The size of shadow economy was down to 31% last year from 35% in 2016, the EconMin has estimated, citing preliminary data. Judging by electricity consumption, shadow economy was down 3pps to 28%; based on monetary statistics, it was down also 3pps to 24%; judging by household spending and retail sales, it was down 4pps to 47%; and judging by corporate losses, Ukraine’s shadow economy was down 2pps to 20% last year, said the EconMin. Shadow economy peaked in Ukraine in 2014 at 42%-43%, according to the EconMin’s estimates. That’s when economic crisis erupted, and Moscow annexed Crimea and invaded the industrial region of Donbass. Since then, the shadow sector has been shrinking.
The EconMin attributed the continuing decline in the size of shadow economy to macroeconomic stabilisation, an improved business climate, lower investment risks, and better expectations of businesses.

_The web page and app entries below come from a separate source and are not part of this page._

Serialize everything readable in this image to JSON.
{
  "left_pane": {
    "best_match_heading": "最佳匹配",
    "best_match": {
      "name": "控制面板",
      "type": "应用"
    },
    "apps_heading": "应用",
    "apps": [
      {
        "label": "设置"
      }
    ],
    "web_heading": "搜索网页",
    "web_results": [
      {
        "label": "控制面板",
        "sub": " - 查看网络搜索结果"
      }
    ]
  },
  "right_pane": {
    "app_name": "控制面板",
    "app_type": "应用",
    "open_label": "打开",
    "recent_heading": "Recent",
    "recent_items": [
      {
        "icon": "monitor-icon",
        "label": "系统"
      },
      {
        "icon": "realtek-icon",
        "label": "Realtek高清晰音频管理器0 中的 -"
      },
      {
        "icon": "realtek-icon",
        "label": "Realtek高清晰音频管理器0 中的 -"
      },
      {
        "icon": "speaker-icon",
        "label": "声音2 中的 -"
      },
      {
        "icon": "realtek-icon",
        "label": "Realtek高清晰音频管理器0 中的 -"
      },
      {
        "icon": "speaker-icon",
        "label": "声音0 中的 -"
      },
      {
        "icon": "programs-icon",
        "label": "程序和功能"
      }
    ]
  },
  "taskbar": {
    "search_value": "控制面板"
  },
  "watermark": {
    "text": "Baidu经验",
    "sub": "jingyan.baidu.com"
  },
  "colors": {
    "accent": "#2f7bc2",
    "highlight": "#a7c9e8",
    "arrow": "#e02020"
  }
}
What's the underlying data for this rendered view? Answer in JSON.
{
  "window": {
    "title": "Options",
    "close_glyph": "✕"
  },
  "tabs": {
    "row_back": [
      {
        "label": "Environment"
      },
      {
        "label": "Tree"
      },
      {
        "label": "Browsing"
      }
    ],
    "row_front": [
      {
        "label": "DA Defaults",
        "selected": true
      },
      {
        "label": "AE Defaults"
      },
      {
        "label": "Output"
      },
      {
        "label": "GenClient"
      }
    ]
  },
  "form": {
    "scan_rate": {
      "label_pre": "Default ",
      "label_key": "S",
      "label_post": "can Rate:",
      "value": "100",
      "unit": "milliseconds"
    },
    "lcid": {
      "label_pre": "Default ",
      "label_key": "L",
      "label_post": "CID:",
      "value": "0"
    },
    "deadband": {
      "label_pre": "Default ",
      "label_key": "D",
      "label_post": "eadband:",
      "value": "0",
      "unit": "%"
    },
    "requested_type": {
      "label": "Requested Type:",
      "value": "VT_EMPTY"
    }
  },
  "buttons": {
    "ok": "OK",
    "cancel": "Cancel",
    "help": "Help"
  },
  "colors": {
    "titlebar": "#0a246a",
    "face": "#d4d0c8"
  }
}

On the downside, trust in government institutions remains low, risks to financial stability remain, and vast areas in the east and south remain outside of the government control because of Moscow’s aggression.